In the spirit of political correctness, the IRS long ago did away with the old designations of “husband” and “wife” on individual tax returns, and replaced them with “taxpayer” and “spouse.” The result of this change has led to many headaches for tax practitioners.
It seems that every tax season, inevitably one client will come in to my office and the wife will have it in her craw that she shall be reported as the “taxpayer”; her husband should be “spouse.” Sometimes this demand comes with a reason, something like, “I made more money this year so I am the taxpayer.” Or often the wife (or spouse) is just upset about the unfairness of her husband hogging up that top line. The form was changed to be politically correct, so why not take advantage?
Unfortunately, try as they might, the IRS is not set up to allow married women to start taking the top line as “taxpayer.” The IRS Form 1040 instructions read, “if you filed a joint return for 2005 and you are filing a joint return for 2006 with the same spouse, be sure to enter your name and SSNs in the same order as on your 2005 return.” The reason for this statement is because if you switch the taxpayers’ order on the tax return, the IRS computers have trouble tracking it. The IRS computers track tax returns based on the social security number of the “taxpayer.” I have even heard of situations where a taxpayer passed away and when the spouse tried to file as taxpayer (as a widow) in future years, the IRS got confused. From my experience, I would not touch this with a 10-foot pole if a client asked. I get enough unnecessary IRS notices on behalf of clients without tempting them in this area.
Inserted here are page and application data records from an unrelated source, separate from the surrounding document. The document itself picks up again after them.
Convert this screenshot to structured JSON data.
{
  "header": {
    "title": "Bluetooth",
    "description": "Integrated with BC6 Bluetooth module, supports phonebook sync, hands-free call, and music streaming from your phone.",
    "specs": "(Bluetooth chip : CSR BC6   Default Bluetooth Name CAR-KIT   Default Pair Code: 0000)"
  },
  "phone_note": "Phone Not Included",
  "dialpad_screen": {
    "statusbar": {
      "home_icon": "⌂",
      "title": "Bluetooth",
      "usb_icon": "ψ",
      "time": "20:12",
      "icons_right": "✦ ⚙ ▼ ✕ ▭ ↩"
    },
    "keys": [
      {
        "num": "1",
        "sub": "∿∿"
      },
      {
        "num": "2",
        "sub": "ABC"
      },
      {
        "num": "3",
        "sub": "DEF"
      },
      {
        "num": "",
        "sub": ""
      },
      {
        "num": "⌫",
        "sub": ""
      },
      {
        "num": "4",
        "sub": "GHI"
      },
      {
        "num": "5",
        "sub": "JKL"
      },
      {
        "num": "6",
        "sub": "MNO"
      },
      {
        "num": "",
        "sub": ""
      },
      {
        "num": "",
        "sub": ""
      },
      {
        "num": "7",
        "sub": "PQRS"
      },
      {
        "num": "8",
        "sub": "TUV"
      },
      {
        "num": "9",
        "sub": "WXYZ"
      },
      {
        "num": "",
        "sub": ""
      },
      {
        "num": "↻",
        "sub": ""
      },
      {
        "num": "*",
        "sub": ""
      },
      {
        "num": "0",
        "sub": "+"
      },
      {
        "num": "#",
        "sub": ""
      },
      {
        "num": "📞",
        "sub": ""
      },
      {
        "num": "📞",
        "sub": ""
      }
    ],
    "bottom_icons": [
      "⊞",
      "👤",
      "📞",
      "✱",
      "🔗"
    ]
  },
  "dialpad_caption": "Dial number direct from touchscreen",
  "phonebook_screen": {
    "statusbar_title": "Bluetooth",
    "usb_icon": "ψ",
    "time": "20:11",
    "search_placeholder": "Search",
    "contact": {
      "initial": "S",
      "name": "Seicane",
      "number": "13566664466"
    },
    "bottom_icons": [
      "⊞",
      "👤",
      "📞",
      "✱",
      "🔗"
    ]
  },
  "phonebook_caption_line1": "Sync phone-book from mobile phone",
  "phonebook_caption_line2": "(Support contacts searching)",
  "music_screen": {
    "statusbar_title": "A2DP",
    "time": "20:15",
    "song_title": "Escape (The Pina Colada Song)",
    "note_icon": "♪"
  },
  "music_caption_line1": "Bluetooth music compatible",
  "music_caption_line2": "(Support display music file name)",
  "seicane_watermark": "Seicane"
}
So ladies, take note if you are single. When you get married and you file your very first tax return with your new spouse, make sure you get on the top line of that tax return, and maybe you can enjoy being the “taxpayer.” If you don’t take dibs right away, you will never get your chance.
For those of you already married, please don’t take it personally when you go to a tax preparer and they put the man’s name first, if that is how it has been done in past years. Just know we are trying our best to keep the IRS at bay. Maybe in the future the IRS will come up with a better solution. Maybe their computer system will improve to keep track of married filers better. In the meantime, if you are newly married and the order of your names on the tax return has caused the great debate of what constitutes a taxpayer and what constitutes a spouse, just know there is no right or wrong answer. May I suggest flipping a coin? Then stick with your designation for the rest of your marriage.